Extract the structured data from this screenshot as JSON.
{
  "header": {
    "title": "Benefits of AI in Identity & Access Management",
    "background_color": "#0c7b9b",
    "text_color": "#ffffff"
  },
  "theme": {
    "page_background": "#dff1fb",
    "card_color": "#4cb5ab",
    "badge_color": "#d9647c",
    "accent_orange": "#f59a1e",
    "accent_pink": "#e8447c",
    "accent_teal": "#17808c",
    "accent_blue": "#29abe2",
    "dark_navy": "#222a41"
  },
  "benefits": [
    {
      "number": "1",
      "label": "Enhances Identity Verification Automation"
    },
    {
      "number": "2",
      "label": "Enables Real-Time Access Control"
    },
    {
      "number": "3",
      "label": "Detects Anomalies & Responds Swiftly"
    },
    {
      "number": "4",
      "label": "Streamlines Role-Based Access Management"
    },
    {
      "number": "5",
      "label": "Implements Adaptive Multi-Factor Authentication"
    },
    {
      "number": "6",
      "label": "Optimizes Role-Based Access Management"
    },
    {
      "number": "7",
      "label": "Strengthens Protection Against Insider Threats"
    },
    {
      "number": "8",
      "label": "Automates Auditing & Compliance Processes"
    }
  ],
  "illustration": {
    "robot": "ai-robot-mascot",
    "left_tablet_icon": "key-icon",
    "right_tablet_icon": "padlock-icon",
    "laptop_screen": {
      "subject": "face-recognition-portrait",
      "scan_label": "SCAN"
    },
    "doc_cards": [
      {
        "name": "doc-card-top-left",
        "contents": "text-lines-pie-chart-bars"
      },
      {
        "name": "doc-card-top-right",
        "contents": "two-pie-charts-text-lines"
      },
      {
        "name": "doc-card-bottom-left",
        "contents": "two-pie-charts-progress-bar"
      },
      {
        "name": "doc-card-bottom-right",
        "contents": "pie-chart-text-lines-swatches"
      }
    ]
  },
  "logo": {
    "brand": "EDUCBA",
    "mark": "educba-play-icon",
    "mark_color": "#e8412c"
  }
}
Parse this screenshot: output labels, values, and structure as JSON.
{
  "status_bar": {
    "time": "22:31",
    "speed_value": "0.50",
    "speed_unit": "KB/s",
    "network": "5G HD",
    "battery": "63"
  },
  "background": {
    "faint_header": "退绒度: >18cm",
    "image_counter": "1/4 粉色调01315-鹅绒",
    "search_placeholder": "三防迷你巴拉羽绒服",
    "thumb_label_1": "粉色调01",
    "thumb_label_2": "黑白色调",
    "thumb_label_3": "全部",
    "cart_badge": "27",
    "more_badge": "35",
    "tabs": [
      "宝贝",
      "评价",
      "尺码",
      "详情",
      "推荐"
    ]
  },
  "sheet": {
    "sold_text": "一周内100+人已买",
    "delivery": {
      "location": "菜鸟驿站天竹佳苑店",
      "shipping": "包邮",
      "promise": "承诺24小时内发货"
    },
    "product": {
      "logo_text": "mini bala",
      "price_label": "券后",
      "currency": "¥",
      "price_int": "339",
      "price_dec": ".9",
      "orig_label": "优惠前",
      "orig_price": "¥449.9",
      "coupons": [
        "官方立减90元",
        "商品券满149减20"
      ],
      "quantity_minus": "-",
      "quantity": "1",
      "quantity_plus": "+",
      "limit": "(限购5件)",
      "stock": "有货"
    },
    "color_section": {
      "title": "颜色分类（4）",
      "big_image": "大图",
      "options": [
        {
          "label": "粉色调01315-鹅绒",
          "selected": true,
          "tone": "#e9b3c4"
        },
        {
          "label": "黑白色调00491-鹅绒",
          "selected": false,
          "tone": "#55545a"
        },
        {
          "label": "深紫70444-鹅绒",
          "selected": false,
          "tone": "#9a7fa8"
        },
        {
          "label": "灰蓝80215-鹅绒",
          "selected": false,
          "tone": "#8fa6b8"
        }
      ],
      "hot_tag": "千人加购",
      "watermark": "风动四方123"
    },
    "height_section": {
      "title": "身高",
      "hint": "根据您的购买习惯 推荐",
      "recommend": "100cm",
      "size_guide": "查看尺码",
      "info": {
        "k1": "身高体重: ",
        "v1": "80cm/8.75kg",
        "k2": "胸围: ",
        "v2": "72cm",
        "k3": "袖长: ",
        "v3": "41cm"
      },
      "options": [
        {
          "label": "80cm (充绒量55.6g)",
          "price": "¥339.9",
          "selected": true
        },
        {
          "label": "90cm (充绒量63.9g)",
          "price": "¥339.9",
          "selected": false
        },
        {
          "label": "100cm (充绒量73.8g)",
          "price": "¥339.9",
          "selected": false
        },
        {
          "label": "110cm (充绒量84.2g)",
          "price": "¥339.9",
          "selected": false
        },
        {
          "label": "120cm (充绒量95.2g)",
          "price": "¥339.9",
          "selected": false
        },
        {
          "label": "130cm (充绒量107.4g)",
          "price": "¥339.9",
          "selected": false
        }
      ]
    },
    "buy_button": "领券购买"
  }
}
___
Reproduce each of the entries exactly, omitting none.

Extract the structured data from this screenshot as JSON.
{
  "header": {
    "title": "Benefits of AI in Identity & Access Management",
    "background_color": "#0c7b9b",
    "text_color": "#ffffff"
  },
  "theme": {
    "page_background": "#dff1fb",
    "card_color": "#4cb5ab",
    "badge_color": "#d9647c",
    "accent_orange": "#f59a1e",
    "accent_pink": "#e8447c",
    "accent_teal": "#17808c",
    "accent_blue": "#29abe2",
    "dark_navy": "#222a41"
  },
  "benefits": [
    {
      "number": "1",
      "label": "Enhances Identity Verification Automation"
    },
    {
      "number": "2",
      "label": "Enables Real-Time Access Control"
    },
    {
      "number": "3",
      "label": "Detects Anomalies & Responds Swiftly"
    },
    {
      "number": "4",
      "label": "Streamlines Role-Based Access Management"
    },
    {
      "number": "5",
      "label": "Implements Adaptive Multi-Factor Authentication"
    },
    {
      "number": "6",
      "label": "Optimizes Role-Based Access Management"
    },
    {
      "number": "7",
      "label": "Strengthens Protection Against Insider Threats"
    },
    {
      "number": "8",
      "label": "Automates Auditing & Compliance Processes"
    }
  ],
  "illustration": {
    "robot": "ai-robot-mascot",
    "left_tablet_icon": "key-icon",
    "right_tablet_icon": "padlock-icon",
    "laptop_screen": {
      "subject": "face-recognition-portrait",
      "scan_label": "SCAN"
    },
    "doc_cards": [
      {
        "name": "doc-card-top-left",
        "contents": "text-lines-pie-chart-bars"
      },
      {
        "name": "doc-card-top-right",
        "contents": "two-pie-charts-text-lines"
      },
      {
        "name": "doc-card-bottom-left",
        "contents": "two-pie-charts-progress-bar"
      },
      {
        "name": "doc-card-bottom-right",
        "contents": "pie-chart-text-lines-swatches"
      }
    ]
  },
  "logo": {
    "brand": "EDUCBA",
    "mark": "educba-play-icon",
    "mark_color": "#e8412c"
  }
}
Parse this screenshot: output labels, values, and structure as JSON.
{
  "status_bar": {
    "time": "22:31",
    "speed_value": "0.50",
    "speed_unit": "KB/s",
    "network": "5G HD",
    "battery": "63"
  },
  "background": {
    "faint_header": "退绒度: >18cm",
    "image_counter": "1/4 粉色调01315-鹅绒",
    "search_placeholder": "三防迷你巴拉羽绒服",
    "thumb_label_1": "粉色调01",
    "thumb_label_2": "黑白色调",
    "thumb_label_3": "全部",
    "cart_badge": "27",
    "more_badge": "35",
    "tabs": [
      "宝贝",
      "评价",
      "尺码",
      "详情",
      "推荐"
    ]
  },
  "sheet": {
    "sold_text": "一周内100+人已买",
    "delivery": {
      "location": "菜鸟驿站天竹佳苑店",
      "shipping": "包邮",
      "promise": "承诺24小时内发货"
    },
    "product": {
      "logo_text": "mini bala",
      "price_label": "券后",
      "currency": "¥",
      "price_int": "339",
      "price_dec": ".9",
      "orig_label": "优惠前",
      "orig_price": "¥449.9",
      "coupons": [
        "官方立减90元",
        "商品券满149减20"
      ],
      "quantity_minus": "-",
      "quantity": "1",
      "quantity_plus": "+",
      "limit": "(限购5件)",
      "stock": "有货"
    },
    "color_section": {
      "title": "颜色分类（4）",
      "big_image": "大图",
      "options": [
        {
          "label": "粉色调01315-鹅绒",
          "selected": true,
          "tone": "#e9b3c4"
        },
        {
          "label": "黑白色调00491-鹅绒",
          "selected": false,
          "tone": "#55545a"
        },
        {
          "label": "深紫70444-鹅绒",
          "selected": false,
          "tone": "#9a7fa8"
        },
        {
          "label": "灰蓝80215-鹅绒",
          "selected": false,
          "tone": "#8fa6b8"
        }
      ],
      "hot_tag": "千人加购",
      "watermark": "风动四方123"
    },
    "height_section": {
      "title": "身高",
      "hint": "根据您的购买习惯 推荐",
      "recommend": "100cm",
      "size_guide": "查看尺码",
      "info": {
        "k1": "身高体重: ",
        "v1": "80cm/8.75kg",
        "k2": "胸围: ",
        "v2": "72cm",
        "k3": "袖长: ",
        "v3": "41cm"
      },
      "options": [
        {
          "label": "80cm (充绒量55.6g)",
          "price": "¥339.9",
          "selected": true
        },
        {
          "label": "90cm (充绒量63.9g)",
          "price": "¥339.9",
          "selected": false
        },
        {
          "label": "100cm (充绒量73.8g)",
          "price": "¥339.9",
          "selected": false
        },
        {
          "label": "110cm (充绒量84.2g)",
          "price": "¥339.9",
          "selected": false
        },
        {
          "label": "120cm (充绒量95.2g)",
          "price": "¥339.9",
          "selected": false
        },
        {
          "label": "130cm (充绒量107.4g)",
          "price": "¥339.9",
          "selected": false
        }
      ]
    },
    "buy_button": "领券购买"
  }
}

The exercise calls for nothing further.